Records from a dataset:
—————
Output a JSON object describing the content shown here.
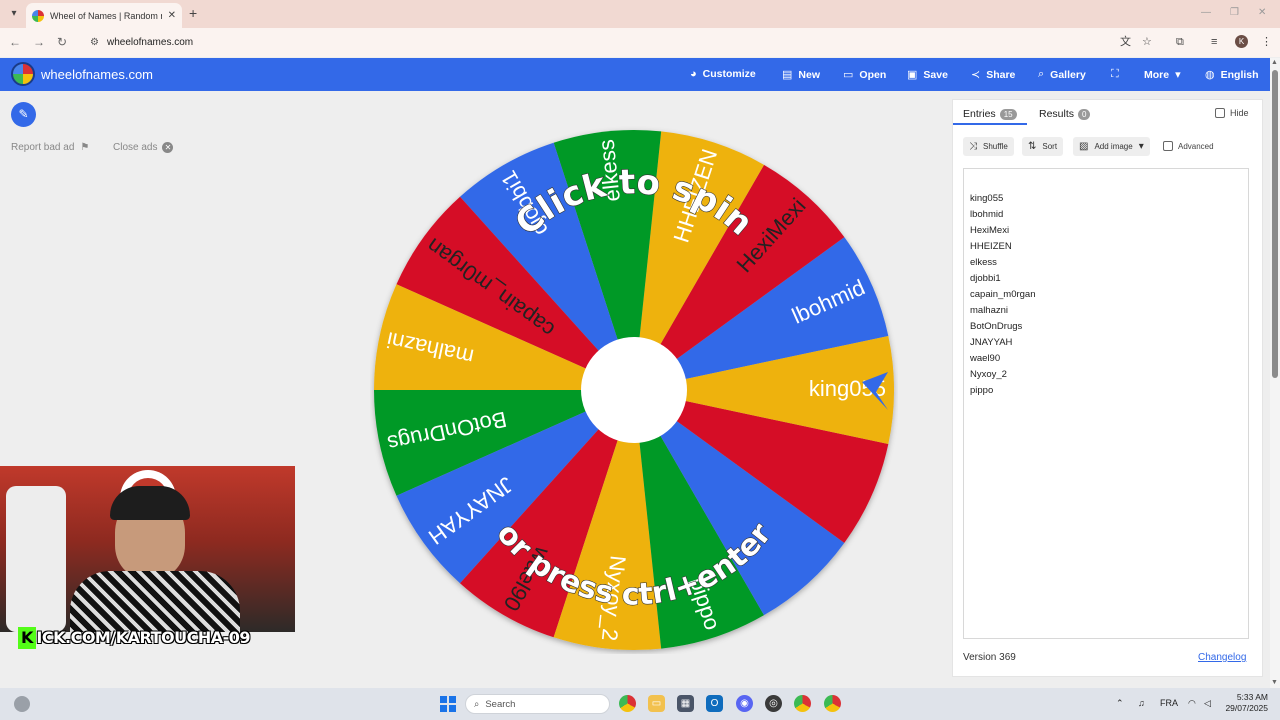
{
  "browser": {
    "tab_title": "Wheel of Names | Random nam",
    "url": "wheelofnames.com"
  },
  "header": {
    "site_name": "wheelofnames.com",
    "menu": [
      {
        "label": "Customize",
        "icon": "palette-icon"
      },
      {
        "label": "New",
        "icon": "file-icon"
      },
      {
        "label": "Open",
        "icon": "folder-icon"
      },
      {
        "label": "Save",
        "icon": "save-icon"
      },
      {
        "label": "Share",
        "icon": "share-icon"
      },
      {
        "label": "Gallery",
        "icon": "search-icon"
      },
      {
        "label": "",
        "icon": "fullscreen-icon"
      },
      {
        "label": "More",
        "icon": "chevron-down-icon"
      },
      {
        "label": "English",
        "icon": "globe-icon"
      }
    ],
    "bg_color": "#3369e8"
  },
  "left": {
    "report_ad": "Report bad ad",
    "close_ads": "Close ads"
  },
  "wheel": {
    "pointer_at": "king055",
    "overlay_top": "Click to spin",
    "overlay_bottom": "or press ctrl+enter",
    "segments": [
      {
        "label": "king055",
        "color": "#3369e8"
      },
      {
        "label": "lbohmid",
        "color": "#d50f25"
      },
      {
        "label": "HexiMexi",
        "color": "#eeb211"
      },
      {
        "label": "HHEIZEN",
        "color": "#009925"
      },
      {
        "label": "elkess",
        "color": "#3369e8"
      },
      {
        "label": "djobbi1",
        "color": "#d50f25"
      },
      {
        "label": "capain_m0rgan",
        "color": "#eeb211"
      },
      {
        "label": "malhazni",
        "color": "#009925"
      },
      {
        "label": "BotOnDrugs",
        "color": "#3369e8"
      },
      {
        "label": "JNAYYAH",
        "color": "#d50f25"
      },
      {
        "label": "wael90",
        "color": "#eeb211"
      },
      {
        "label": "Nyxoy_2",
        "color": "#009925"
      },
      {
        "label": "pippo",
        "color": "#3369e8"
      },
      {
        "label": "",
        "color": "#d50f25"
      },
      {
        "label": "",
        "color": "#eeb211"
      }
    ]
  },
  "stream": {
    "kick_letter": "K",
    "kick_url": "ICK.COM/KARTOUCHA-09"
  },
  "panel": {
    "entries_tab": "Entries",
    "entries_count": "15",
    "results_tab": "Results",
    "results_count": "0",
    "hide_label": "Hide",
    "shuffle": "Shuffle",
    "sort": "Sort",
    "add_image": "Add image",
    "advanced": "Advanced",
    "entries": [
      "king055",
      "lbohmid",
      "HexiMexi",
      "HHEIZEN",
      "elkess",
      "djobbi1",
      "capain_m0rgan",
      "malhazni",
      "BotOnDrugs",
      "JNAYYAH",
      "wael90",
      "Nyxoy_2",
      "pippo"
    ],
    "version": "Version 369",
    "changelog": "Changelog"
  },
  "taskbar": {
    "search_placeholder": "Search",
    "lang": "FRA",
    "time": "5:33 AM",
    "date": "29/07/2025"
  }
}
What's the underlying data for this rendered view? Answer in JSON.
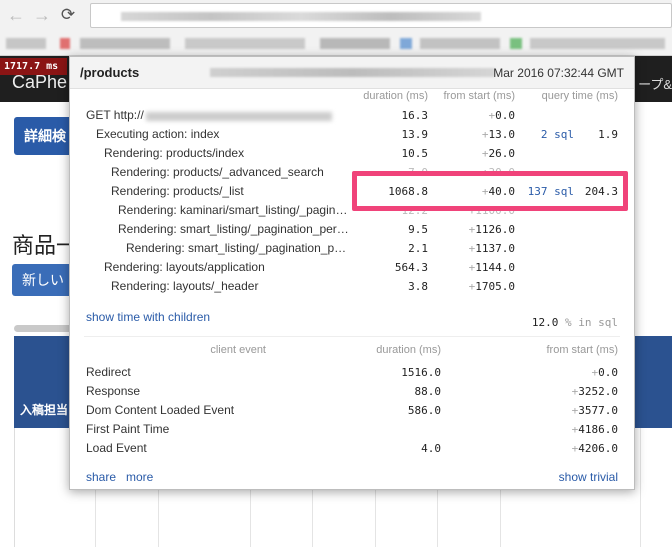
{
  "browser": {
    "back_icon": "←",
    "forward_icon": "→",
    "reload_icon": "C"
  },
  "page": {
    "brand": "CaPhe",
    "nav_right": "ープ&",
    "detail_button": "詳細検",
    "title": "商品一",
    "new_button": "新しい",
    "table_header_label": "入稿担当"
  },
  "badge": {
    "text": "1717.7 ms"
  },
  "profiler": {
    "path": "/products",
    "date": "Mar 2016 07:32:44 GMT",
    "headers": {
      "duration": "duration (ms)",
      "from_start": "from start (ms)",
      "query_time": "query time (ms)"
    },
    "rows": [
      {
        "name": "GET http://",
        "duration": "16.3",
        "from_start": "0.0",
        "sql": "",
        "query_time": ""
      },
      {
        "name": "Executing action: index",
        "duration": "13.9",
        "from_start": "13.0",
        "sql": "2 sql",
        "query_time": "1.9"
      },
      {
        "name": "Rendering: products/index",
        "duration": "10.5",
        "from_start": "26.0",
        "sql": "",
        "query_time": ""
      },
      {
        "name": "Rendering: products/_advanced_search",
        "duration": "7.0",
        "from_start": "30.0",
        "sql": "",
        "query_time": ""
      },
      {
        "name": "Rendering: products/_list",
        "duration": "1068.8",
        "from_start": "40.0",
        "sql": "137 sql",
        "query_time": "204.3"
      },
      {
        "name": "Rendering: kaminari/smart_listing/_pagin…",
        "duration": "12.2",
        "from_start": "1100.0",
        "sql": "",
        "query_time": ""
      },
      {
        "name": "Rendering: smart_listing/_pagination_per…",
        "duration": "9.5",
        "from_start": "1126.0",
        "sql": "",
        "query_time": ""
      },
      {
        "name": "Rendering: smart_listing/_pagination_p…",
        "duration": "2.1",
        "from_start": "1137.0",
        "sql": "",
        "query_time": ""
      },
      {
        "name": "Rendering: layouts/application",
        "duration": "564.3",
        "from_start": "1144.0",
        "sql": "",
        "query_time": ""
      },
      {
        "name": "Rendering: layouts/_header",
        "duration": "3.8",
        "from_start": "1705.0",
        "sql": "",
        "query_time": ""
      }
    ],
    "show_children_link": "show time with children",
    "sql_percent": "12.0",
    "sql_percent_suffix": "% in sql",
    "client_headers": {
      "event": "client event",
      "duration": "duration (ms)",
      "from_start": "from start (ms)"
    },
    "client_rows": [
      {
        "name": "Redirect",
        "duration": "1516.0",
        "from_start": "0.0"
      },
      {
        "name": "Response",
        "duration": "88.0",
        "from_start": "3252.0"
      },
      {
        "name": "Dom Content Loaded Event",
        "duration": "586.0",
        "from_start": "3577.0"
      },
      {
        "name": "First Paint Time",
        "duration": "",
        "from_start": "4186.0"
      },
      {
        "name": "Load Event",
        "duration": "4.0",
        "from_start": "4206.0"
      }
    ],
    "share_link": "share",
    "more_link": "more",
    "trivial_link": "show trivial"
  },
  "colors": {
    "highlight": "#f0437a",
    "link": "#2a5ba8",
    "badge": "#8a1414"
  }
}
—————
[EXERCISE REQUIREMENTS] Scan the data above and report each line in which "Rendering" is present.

[OUTPUT OF THE EXERCISE]
        "name": "Rendering: products/index",
        "name": "Rendering: products/_advanced_search",
        "name": "Rendering: products/_list",
        "name": "Rendering: kaminari/smart_listing/_pagin…",
        "name": "Rendering: smart_listing/_pagination_per…",
        "name": "Rendering: smart_listing/_pagination_p…",
        "name": "Rendering: layouts/application",
        "name": "Rendering: layouts/_header",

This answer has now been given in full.